Laurel reckon anyone can get to grips with stand-up paddleboarding, but wanting to concentrate on the surroundings rather than staying upright we opted to paddle a kayak instead. Again, we were soon rewarded with close-up views of dolphins.
All that exercise works up an appetite, but you don’t need to look far for somewhere good to eat. It’s really refreshing to find the majority of restaurants are run by local chefs and families who pride themselves in using fresh, seasonal and local ingredients. The surroundings are often equally novel, with Norwood’s Eatery boasting a fantastic treehouse bar. On the outskirts of the town is an iconic Dairy Queen, opened in 1953 and selling the chain’s trademark soft ice cream and 99 cent hot dogs. The retro food outlet was among several New Smyrna Beach locations featured in the George Clooney film Tomorrowland. Another institution, around 20 minutes out of town, is Aunt Catfish’s in Port Orange, famous for cinnamon rolls served on the side with savoury dishes.
Similarly, the majority of shops in New Smyrna
Beach are individually owned, and include many galleries showcasing the work of talented local artists. Celebrating its 40th anniversary, the Atlantic Center for the Arts was founded in 1977 by local artist, sculptor and visionary Doris Leeper. The main centre, providing residencies for visiting artists is set in a lush 11-acre forest a short drive out of town. The free gallery is open to the public and features a stunning permanent portrait exhibition by Jack Mitchell. The ACA also has galleries and studios in central New Smyrna Beach with a changing programme of visual and performance art by visiting artists.

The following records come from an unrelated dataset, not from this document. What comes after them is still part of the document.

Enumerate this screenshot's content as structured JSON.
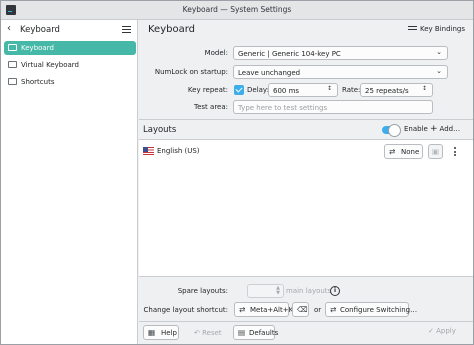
{
  "window": {
    "title": "Keyboard — System Settings"
  },
  "sidebar": {
    "title": "Keyboard",
    "items": [
      {
        "label": "Keyboard",
        "icon": "keyboard-icon",
        "active": true
      },
      {
        "label": "Virtual Keyboard",
        "icon": "virtual-keyboard-icon",
        "active": false
      },
      {
        "label": "Shortcuts",
        "icon": "shortcuts-icon",
        "active": false
      }
    ]
  },
  "header": {
    "title": "Keyboard",
    "key_bindings_label": "Key Bindings"
  },
  "form": {
    "model_label": "Model:",
    "model_value": "Generic | Generic 104-key PC",
    "numlock_label": "NumLock on startup:",
    "numlock_value": "Leave unchanged",
    "key_repeat_label": "Key repeat:",
    "key_repeat_checked": true,
    "delay_label": "Delay:",
    "delay_value": "600 ms",
    "rate_label": "Rate:",
    "rate_value": "25 repeats/s",
    "test_area_label": "Test area:",
    "test_area_placeholder": "Type here to test settings"
  },
  "layouts": {
    "title": "Layouts",
    "enable_label": "Enable",
    "enabled": true,
    "add_label": "Add…",
    "rows": [
      {
        "name": "English (US)",
        "shortcut": "None",
        "flag": "us-flag-icon"
      }
    ]
  },
  "bottom": {
    "spare_label": "Spare layouts:",
    "spare_suffix": "main layouts",
    "change_shortcut_label": "Change layout shortcut:",
    "shortcut_value": "Meta+Alt+K",
    "or_label": "or",
    "configure_label": "Configure Switching…"
  },
  "footer": {
    "help_label": "Help",
    "reset_label": "Reset",
    "defaults_label": "Defaults",
    "apply_label": "Apply"
  },
  "colors": {
    "accent": "#3daee9",
    "selection": "#45b8a7"
  }
}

Our last day is spent at Dunes Park, where a two-mile elevated boardwalk circles 250 acres of sand dunes and beach at the northern tip of New Smyrna Beach. As we walk to the shore we’re lucky enough to spot a large gopher tortoise – the only tortoise native to North America. On the way back, all that remains are its tracks in the soft sand. Which just goes to show; you don’t necessarily need Mickey Mouse and his friends to enjoy a magical experience in Florida.
Dolphins in the Indian River Browse the many shops in Flagler Avenue Nature lovers will love New Smyrna Beach
Part of Dunes Park’s two-mile boardwalk You’re never far away from the beach